Older workers -- defined as those over the age of 55 -- account for an ever-increasing segment of the American labor force. As they grow in numbers, however, older workers are also particularly vulnerable to job dislocation, in part because rapid economic globalization has eliminated millions of jobs in manufacturing and other traditional fields of employment.
Older workers are also becoming a growing share of the long-term and very long-term unemployed, a trend that started before the recent recession and has steadily advanced. Between 2007 and 2011, the proportion of unemployed workers over 50 who were jobless for six months or more jumped from 24 percent to 54 percent. Against this backdrop, the assistance offered by the Senior Community Service Employment Program (SCSEP) is of particularly timely importance.
SCSEP was established in 1965 and incorporated under the Older Americans Act (OAA) in 1973. Operated by the U.S. Department of Labor's Employment and Training Administration (ETA), SCSEP provides subsidized minimum-wage, part-time community service assignments for low-income persons age 55 or older who would otherwise have poor employment prospects.

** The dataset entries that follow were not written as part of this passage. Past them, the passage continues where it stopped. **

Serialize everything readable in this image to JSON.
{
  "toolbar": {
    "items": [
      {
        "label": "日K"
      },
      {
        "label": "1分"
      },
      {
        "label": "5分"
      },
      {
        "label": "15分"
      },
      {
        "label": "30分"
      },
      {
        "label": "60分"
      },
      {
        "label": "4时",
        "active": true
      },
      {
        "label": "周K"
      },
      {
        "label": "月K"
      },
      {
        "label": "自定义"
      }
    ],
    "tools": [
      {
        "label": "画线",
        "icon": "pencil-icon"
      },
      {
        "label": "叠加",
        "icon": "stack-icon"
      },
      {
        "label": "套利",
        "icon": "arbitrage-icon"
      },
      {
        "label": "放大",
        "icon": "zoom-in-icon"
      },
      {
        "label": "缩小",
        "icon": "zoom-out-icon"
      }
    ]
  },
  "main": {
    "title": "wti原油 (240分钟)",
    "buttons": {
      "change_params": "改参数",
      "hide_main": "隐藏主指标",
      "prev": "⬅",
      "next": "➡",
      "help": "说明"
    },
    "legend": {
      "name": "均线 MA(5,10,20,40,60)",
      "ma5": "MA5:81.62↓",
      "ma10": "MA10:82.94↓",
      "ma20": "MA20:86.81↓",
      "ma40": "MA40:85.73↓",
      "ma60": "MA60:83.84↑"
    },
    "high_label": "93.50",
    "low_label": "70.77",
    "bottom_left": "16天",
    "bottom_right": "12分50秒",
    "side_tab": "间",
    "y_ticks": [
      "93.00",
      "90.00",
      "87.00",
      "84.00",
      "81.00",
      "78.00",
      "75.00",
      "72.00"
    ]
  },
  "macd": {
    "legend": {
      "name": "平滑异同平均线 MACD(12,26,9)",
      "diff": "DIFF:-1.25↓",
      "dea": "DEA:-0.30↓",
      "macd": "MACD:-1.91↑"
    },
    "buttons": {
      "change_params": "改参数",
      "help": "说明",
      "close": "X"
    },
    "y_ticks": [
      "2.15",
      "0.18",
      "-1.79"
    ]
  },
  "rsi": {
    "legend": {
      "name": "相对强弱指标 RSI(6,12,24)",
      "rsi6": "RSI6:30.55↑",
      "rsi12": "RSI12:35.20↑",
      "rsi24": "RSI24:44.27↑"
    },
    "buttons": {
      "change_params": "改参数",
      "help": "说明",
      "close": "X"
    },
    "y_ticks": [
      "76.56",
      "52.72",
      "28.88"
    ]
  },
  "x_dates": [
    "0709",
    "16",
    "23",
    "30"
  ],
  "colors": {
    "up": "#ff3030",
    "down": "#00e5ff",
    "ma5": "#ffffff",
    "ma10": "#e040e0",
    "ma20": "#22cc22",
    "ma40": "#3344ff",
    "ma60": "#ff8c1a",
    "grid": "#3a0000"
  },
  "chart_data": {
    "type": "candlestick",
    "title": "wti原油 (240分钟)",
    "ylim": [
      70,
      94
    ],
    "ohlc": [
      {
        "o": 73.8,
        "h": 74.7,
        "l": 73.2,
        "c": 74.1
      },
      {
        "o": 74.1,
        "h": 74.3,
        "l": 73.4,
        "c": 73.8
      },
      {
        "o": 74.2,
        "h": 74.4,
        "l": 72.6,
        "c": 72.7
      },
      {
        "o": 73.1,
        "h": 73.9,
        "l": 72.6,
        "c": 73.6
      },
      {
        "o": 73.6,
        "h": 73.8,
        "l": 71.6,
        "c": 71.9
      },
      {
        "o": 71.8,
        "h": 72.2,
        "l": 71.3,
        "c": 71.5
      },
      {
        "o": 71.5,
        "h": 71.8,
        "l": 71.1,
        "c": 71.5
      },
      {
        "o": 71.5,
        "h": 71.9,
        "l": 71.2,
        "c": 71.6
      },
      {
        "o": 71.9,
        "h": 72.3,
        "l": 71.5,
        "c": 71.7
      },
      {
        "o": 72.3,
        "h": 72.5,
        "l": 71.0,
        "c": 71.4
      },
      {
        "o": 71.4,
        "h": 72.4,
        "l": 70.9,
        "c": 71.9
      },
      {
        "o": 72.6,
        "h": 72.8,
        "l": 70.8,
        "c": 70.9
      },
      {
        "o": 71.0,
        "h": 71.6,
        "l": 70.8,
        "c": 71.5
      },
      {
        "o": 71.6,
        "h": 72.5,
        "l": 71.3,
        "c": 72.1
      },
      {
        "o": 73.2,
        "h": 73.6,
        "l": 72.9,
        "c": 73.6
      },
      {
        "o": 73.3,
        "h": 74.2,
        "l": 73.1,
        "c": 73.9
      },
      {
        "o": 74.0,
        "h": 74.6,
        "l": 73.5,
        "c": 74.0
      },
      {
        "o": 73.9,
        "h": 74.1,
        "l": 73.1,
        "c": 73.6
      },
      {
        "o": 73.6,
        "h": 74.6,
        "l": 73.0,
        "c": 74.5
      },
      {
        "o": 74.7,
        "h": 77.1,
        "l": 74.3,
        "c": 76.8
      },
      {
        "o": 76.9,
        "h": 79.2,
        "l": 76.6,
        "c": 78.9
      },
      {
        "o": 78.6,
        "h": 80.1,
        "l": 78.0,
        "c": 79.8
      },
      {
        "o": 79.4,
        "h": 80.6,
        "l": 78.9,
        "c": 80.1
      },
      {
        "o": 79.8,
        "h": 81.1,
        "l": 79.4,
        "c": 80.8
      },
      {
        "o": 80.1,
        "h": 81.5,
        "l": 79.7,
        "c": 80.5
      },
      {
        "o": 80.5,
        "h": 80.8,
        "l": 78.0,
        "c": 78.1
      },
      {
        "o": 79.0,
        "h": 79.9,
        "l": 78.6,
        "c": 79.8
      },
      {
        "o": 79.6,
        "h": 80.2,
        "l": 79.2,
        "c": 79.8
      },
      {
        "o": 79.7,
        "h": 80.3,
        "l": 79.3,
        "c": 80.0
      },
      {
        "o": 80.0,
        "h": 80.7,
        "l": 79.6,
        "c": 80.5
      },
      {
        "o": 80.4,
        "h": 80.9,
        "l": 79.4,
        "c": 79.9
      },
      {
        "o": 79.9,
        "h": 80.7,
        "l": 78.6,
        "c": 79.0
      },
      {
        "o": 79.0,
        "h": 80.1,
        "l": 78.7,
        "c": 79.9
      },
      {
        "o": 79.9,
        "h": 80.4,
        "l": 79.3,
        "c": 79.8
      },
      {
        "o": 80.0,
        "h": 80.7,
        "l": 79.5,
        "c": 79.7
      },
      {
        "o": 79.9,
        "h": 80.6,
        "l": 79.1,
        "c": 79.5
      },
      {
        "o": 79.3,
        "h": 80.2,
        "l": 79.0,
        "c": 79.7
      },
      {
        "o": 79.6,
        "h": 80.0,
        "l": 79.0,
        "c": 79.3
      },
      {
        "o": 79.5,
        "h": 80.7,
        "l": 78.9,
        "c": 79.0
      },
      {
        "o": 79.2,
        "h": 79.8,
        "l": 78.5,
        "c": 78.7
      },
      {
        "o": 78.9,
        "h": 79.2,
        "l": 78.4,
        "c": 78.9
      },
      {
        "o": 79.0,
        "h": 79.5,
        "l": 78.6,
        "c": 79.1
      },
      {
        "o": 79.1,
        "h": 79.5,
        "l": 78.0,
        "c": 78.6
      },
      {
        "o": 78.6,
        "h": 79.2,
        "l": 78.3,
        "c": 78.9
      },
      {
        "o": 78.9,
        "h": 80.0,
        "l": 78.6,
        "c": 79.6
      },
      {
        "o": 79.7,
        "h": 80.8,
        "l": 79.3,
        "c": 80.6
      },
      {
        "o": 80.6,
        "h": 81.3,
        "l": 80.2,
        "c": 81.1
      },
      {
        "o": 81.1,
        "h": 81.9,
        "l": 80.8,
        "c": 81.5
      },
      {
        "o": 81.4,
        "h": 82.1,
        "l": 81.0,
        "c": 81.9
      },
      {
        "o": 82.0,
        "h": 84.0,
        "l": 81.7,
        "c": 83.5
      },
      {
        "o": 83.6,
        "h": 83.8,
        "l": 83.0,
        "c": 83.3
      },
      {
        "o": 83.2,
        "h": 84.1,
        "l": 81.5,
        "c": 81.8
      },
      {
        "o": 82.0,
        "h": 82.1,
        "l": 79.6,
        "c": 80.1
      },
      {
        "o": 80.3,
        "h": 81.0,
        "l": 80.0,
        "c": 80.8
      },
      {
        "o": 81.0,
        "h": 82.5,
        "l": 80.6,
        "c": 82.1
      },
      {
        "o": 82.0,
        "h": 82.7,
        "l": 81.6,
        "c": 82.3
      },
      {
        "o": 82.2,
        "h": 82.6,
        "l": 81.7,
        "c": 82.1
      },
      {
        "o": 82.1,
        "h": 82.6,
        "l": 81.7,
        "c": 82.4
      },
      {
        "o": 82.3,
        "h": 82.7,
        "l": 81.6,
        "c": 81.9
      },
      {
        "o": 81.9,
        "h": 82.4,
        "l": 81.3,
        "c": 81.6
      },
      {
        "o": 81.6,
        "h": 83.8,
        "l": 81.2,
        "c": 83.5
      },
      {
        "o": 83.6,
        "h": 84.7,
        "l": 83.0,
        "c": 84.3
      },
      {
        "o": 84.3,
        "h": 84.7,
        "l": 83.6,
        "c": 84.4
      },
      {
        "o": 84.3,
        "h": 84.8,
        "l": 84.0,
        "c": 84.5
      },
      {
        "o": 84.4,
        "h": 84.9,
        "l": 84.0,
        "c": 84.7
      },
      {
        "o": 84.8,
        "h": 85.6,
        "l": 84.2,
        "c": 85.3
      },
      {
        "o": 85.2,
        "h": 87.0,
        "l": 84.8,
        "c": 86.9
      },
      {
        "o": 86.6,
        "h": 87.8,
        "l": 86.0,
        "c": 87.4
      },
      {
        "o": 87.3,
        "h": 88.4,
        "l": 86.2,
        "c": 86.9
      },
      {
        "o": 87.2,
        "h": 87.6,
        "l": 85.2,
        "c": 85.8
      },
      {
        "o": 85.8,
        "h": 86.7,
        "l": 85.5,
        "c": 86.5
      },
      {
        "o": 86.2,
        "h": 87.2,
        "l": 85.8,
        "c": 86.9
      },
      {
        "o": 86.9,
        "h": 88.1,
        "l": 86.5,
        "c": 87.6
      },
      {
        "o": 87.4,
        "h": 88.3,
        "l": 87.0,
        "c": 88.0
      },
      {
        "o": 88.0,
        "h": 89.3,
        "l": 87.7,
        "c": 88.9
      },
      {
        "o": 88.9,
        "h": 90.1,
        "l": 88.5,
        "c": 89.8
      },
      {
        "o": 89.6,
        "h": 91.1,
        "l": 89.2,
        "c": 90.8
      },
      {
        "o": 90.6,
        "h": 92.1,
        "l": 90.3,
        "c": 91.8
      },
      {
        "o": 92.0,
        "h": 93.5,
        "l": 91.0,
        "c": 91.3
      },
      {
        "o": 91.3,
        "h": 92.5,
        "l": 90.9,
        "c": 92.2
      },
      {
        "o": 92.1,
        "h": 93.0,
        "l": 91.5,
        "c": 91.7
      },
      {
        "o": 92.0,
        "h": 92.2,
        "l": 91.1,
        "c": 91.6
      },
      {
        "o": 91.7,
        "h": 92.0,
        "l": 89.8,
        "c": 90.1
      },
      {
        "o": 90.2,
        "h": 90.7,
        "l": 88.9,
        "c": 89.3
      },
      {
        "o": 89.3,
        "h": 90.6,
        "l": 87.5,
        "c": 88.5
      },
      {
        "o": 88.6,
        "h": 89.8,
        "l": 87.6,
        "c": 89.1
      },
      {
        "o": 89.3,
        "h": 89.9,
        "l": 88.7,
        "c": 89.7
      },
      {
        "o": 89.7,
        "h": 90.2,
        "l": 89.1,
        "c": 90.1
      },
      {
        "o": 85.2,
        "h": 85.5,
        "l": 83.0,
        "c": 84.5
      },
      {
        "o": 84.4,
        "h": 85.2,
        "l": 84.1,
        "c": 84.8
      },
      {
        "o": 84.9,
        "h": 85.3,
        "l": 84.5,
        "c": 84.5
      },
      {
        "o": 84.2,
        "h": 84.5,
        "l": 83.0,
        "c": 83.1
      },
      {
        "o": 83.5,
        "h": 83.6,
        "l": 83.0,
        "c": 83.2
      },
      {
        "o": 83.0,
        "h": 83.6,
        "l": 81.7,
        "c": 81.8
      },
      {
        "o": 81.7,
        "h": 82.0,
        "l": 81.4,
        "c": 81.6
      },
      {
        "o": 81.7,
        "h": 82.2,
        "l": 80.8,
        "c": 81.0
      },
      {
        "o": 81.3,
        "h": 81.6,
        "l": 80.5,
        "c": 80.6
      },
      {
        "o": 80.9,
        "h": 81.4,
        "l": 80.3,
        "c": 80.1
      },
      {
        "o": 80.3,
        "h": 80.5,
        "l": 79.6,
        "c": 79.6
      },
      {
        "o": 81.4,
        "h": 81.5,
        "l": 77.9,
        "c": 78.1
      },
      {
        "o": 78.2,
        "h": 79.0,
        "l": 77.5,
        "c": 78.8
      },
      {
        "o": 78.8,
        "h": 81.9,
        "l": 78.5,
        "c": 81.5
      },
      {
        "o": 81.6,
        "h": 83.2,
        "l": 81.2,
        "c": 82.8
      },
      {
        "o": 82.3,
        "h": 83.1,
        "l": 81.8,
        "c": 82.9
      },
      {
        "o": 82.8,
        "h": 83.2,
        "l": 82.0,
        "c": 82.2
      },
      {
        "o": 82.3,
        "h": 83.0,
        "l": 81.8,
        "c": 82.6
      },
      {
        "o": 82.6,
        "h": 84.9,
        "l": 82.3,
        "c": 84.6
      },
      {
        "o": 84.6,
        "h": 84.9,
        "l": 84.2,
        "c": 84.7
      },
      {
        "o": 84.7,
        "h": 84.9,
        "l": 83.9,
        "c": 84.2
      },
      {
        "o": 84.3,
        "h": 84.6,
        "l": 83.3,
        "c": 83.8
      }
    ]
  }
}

Over its 46-year history, SCSEP has responded to the fact that older workers tend to have more difficulty than younger workers in finding new jobs when they become unemployed because of their greater likelihood as a group to have lower levels of formal education and obsolete skills, and because many employers hold negative stereotypes of older workers.